The task ▸ A faithful copy of the whole listing is the goal. Match it exactly.

======== Extracted records

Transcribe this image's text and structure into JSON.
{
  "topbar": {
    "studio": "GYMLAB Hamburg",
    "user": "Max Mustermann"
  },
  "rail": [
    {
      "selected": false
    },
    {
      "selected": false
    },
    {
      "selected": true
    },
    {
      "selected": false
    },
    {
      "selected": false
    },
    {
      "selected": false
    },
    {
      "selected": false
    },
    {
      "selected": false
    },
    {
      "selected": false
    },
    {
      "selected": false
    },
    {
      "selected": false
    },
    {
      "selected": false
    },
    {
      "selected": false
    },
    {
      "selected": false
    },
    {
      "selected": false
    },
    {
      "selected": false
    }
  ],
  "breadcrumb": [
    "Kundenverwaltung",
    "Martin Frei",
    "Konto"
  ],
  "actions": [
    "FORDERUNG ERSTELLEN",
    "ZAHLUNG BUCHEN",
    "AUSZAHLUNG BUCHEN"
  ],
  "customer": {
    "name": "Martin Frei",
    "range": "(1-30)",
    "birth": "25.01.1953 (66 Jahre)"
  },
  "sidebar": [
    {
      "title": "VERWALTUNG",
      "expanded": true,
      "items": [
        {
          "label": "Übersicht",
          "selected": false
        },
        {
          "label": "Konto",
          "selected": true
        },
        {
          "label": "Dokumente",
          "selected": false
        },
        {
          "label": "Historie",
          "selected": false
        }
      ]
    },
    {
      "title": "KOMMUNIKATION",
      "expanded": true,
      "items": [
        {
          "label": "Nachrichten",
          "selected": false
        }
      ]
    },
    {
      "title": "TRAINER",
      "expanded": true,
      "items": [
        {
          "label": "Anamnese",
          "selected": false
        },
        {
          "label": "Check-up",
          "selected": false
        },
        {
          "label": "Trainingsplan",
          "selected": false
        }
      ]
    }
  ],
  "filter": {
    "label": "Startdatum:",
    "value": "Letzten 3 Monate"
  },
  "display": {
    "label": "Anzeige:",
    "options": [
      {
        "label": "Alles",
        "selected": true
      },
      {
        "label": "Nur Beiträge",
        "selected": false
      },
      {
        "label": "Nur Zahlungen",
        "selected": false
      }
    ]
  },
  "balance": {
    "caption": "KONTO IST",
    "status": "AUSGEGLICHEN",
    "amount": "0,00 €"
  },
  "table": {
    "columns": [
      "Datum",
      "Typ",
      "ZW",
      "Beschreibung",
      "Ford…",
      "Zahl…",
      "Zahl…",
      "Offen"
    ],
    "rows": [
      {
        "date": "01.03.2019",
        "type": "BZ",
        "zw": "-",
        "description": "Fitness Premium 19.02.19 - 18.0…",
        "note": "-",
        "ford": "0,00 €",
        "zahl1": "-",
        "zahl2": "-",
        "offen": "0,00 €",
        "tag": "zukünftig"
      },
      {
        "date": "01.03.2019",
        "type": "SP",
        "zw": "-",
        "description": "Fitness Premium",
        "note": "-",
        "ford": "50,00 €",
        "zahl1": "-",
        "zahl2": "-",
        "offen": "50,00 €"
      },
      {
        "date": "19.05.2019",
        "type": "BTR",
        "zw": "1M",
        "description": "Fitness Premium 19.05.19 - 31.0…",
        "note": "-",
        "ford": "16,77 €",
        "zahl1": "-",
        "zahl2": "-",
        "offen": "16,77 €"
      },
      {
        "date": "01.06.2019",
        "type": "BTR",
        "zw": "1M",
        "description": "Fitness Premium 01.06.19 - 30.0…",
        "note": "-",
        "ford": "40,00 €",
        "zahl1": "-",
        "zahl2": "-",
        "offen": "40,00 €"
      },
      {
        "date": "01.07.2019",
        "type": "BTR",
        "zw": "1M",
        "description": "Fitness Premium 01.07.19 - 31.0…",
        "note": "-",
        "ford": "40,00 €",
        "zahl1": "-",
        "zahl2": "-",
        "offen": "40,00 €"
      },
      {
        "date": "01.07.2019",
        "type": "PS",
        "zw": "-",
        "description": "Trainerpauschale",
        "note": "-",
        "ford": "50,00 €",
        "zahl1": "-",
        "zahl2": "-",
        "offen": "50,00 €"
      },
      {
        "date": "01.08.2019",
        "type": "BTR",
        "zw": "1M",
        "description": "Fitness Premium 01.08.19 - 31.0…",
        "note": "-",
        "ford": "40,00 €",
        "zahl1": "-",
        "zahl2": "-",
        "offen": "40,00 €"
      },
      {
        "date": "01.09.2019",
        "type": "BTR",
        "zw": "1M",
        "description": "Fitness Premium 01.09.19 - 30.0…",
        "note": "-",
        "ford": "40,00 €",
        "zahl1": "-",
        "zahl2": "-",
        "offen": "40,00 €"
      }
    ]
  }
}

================

Answer below ▸
Transcribe this image's text and structure into JSON.
{
  "topbar": {
    "studio": "GYMLAB Hamburg",
    "user": "Max Mustermann"
  },
  "rail": [
    {
      "selected": false
    },
    {
      "selected": false
    },
    {
      "selected": true
    },
    {
      "selected": false
    },
    {
      "selected": false
    },
    {
      "selected": false
    },
    {
      "selected": false
    },
    {
      "selected": false
    },
    {
      "selected": false
    },
    {
      "selected": false
    },
    {
      "selected": false
    },
    {
      "selected": false
    },
    {
      "selected": false
    },
    {
      "selected": false
    },
    {
      "selected": false
    },
    {
      "selected": false
    }
  ],
  "breadcrumb": [
    "Kundenverwaltung",
    "Martin Frei",
    "Konto"
  ],
  "actions": [
    "FORDERUNG ERSTELLEN",
    "ZAHLUNG BUCHEN",
    "AUSZAHLUNG BUCHEN"
  ],
  "customer": {
    "name": "Martin Frei",
    "range": "(1-30)",
    "birth": "25.01.1953 (66 Jahre)"
  },
  "sidebar": [
    {
      "title": "VERWALTUNG",
      "expanded": true,
      "items": [
        {
          "label": "Übersicht",
          "selected": false
        },
        {
          "label": "Konto",
          "selected": true
        },
        {
          "label": "Dokumente",
          "selected": false
        },
        {
          "label": "Historie",
          "selected": false
        }
      ]
    },
    {
      "title": "KOMMUNIKATION",
      "expanded": true,
      "items": [
        {
          "label": "Nachrichten",
          "selected": false
        }
      ]
    },
    {
      "title": "TRAINER",
      "expanded": true,
      "items": [
        {
          "label": "Anamnese",
          "selected": false
        },
        {
          "label": "Check-up",
          "selected": false
        },
        {
          "label": "Trainingsplan",
          "selected": false
        }
      ]
    }
  ],
  "filter": {
    "label": "Startdatum:",
    "value": "Letzten 3 Monate"
  },
  "display": {
    "label": "Anzeige:",
    "options": [
      {
        "label": "Alles",
        "selected": true
      },
      {
        "label": "Nur Beiträge",
        "selected": false
      },
      {
        "label": "Nur Zahlungen",
        "selected": false
      }
    ]
  },
  "balance": {
    "caption": "KONTO IST",
    "status": "AUSGEGLICHEN",
    "amount": "0,00 €"
  },
  "table": {
    "columns": [
      "Datum",
      "Typ",
      "ZW",
      "Beschreibung",
      "Ford…",
      "Zahl…",
      "Zahl…",
      "Offen"
    ],
    "rows": [
      {
        "date": "01.03.2019",
        "type": "BZ",
        "zw": "-",
        "description": "Fitness Premium 19.02.19 - 18.0…",
        "note": "-",
        "ford": "0,00 €",
        "zahl1": "-",
        "zahl2": "-",
        "offen": "0,00 €",
        "tag": "zukünftig"
      },
      {
        "date": "01.03.2019",
        "type": "SP",
        "zw": "-",
        "description": "Fitness Premium",
        "note": "-",
        "ford": "50,00 €",
        "zahl1": "-",
        "zahl2": "-",
        "offen": "50,00 €"
      },
      {
        "date": "19.05.2019",
        "type": "BTR",
        "zw": "1M",
        "description": "Fitness Premium 19.05.19 - 31.0…",
        "note": "-",
        "ford": "16,77 €",
        "zahl1": "-",
        "zahl2": "-",
        "offen": "16,77 €"
      },
      {
        "date": "01.06.2019",
        "type": "BTR",
        "zw": "1M",
        "description": "Fitness Premium 01.06.19 - 30.0…",
        "note": "-",
        "ford": "40,00 €",
        "zahl1": "-",
        "zahl2": "-",
        "offen": "40,00 €"
      },
      {
        "date": "01.07.2019",
        "type": "BTR",
        "zw": "1M",
        "description": "Fitness Premium 01.07.19 - 31.0…",
        "note": "-",
        "ford": "40,00 €",
        "zahl1": "-",
        "zahl2": "-",
        "offen": "40,00 €"
      },
      {
        "date": "01.07.2019",
        "type": "PS",
        "zw": "-",
        "description": "Trainerpauschale",
        "note": "-",
        "ford": "50,00 €",
        "zahl1": "-",
        "zahl2": "-",
        "offen": "50,00 €"
      },
      {
        "date": "01.08.2019",
        "type": "BTR",
        "zw": "1M",
        "description": "Fitness Premium 01.08.19 - 31.0…",
        "note": "-",
        "ford": "40,00 €",
        "zahl1": "-",
        "zahl2": "-",
        "offen": "40,00 €"
      },
      {
        "date": "01.09.2019",
        "type": "BTR",
        "zw": "1M",
        "description": "Fitness Premium 01.09.19 - 30.0…",
        "note": "-",
        "ford": "40,00 €",
        "zahl1": "-",
        "zahl2": "-",
        "offen": "40,00 €"
      }
    ]
  }
}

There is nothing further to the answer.